Very early this morning, equity futures were soaring but have since been talked down, as much of the economic coverage continues to focus on worst case scenarios and waste time on what might have been said on a conference call between President Trump and US governors. The reality is the market must grapple with daily factual updates on coronavirus cases (including death and hopefully more attention on recuperation) and the curve around the world and the United States.
I continue to look at the Lombardy region in Italy as a potential barometer for the entire country where overall cases and deaths are increasing at a horrifying pace.
Meanwhile, testing kits in America are rapidly coming online with private sector players, including Thermo (TMO), coming up with kits. We must get to that point where test confirm the breadth of cases but also adds relief on mortality rates and risks.
European Fiscal Actions
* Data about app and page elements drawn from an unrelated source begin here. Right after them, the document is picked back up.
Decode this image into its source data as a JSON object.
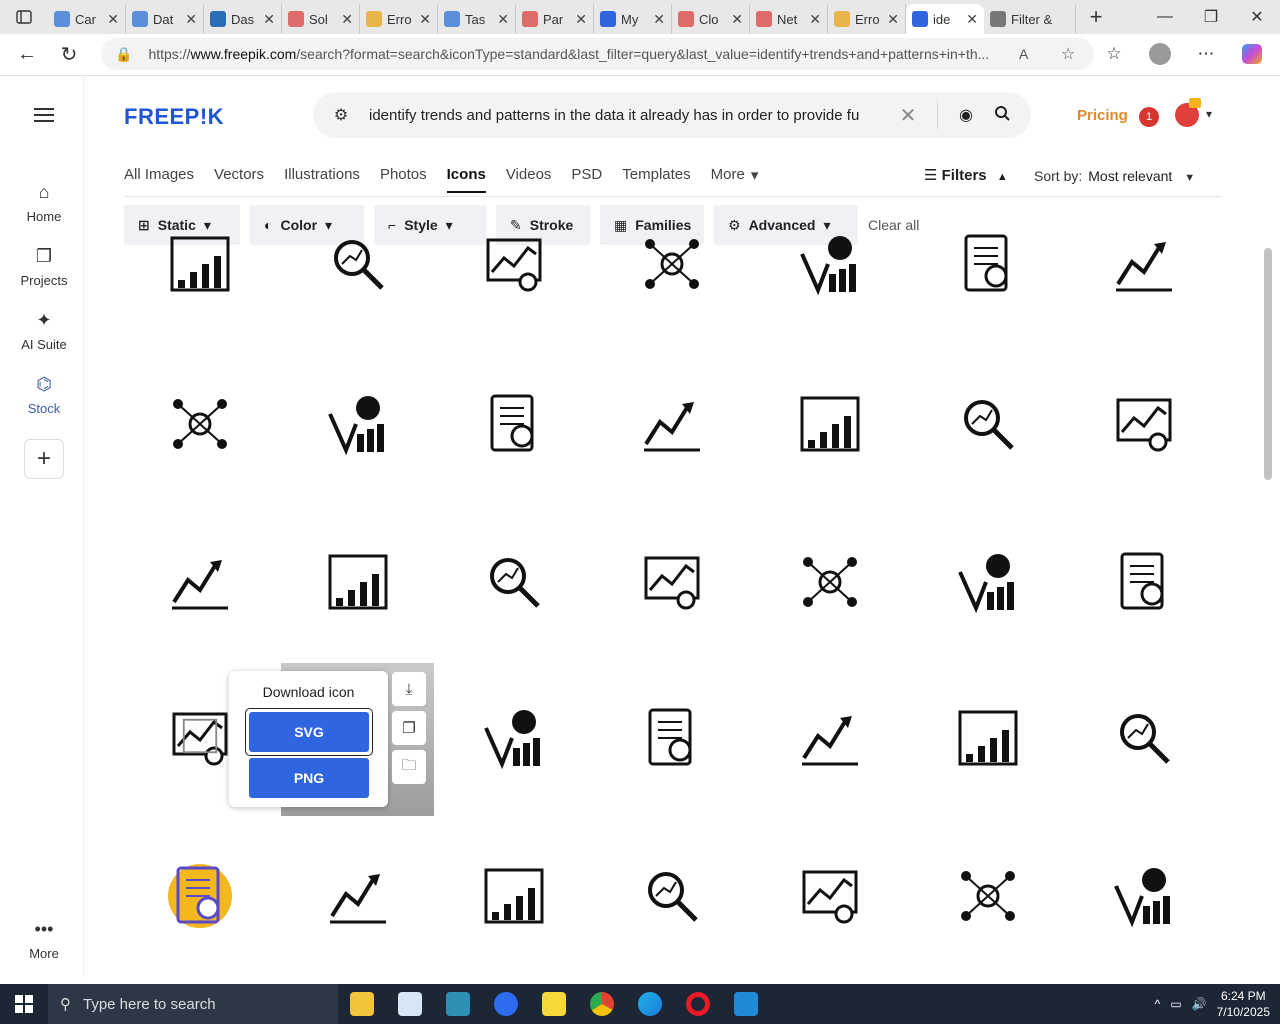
{
  "browser": {
    "tabs": [
      {
        "label": "Car",
        "color": "#5b8fd9"
      },
      {
        "label": "Dat",
        "color": "#5b8fd9"
      },
      {
        "label": "Das",
        "color": "#2a6fb6"
      },
      {
        "label": "Sol",
        "color": "#e06b6b"
      },
      {
        "label": "Erro",
        "color": "#e9b44c"
      },
      {
        "label": "Tas",
        "color": "#5b8fd9"
      },
      {
        "label": "Par",
        "color": "#e06b6b"
      },
      {
        "label": "My",
        "color": "#2f66e0"
      },
      {
        "label": "Clo",
        "color": "#e06b6b"
      },
      {
        "label": "Net",
        "color": "#e06b6b"
      },
      {
        "label": "Erro",
        "color": "#e9b44c"
      },
      {
        "label": "ide",
        "color": "#2f66e0",
        "active": true
      },
      {
        "label": "Filter &",
        "color": "#777777"
      }
    ],
    "url_prefix": "https://",
    "url_domain": "www.freepik.com",
    "url_rest": "/search?format=search&iconType=standard&last_filter=query&last_value=identify+trends+and+patterns+in+th..."
  },
  "sidebar": {
    "items": [
      {
        "label": "Home",
        "icon": "home-icon"
      },
      {
        "label": "Projects",
        "icon": "projects-icon"
      },
      {
        "label": "AI Suite",
        "icon": "sparkle-icon"
      },
      {
        "label": "Stock",
        "icon": "stock-icon"
      }
    ],
    "more_label": "More"
  },
  "header": {
    "logo": "FREEP!K",
    "search_text": "identify trends and patterns in the data it already has in order to provide fu",
    "pricing": "Pricing",
    "notification_count": "1"
  },
  "type_tabs": [
    "All Images",
    "Vectors",
    "Illustrations",
    "Photos",
    "Icons",
    "Videos",
    "PSD",
    "Templates",
    "More"
  ],
  "active_tab": "Icons",
  "filters_label": "Filters",
  "sort": {
    "label": "Sort by:",
    "value": "Most relevant"
  },
  "chips": [
    "Static",
    "Color",
    "Style",
    "Stroke",
    "Families",
    "Advanced"
  ],
  "clear_all": "Clear all",
  "popup": {
    "title": "Download icon",
    "svg": "SVG",
    "png": "PNG"
  },
  "taskbar": {
    "search_placeholder": "Type here to search",
    "time": "6:24 PM",
    "date": "7/10/2025"
  }
}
More fiscal action in Europe with France offering €45.0 billion to help the economy, €32.0 billion covers deferred corporate taxes and social security charges and €8.5 billion to help workers temporarily sidelined from government shutdowns and other responses to the virus.
The United Kingdom will also announce a major package as all of Europe increases travel bans and enhance border protections.
US Retail Sales
The initial read on retail sales for February -0.5%, which appears to be a significant miss against consensus of +0.2%, but January revision doubled the final growth number to gain of 0.6 from initial read of +0.3. This won’t be mentioned, but something to keep in mind with all economic data, so you can mitigate the noise.
The report mostly reflects cheaper gas and fewer auto sales. The internet was solid, but more and more I’m intrigued with ‘miscellaneous,” which includes florist, pet stores and pet supply stores. We sent a lot of flowers on Valentine’s Day and we love our pets every day.
The report is mostly inconsequential as all eyes are on the carnage in March and April (hopefully more businesses will resume next month).
Retail & Food Sales
Month to Month
Year to Year
Ex-gas & motor vehicle
Motor vehicle parts
Food & beverages
Health & personal care
Food & drinking places
Signs and Signals
Market breadth was horrendous yesterday, as there were only a combined 388 advancers on NYSE and NASDAQ Composite against 6,043 decliners.
On the NYSE, zero stocks hit 52-week highs; although, there were 2,002 new lows, it was fewer than several sessions last week.
This downward channel covers a lot of ground, which makes seeking technical buy points very difficult. For sure, escaping the channel will be a huge buy signal. But before then, some midway point moves will be very informative as well for long term investors looking to accumulate positions.
The S&P 500 could see buy programs kick in above 2,560 if markets make a stand today.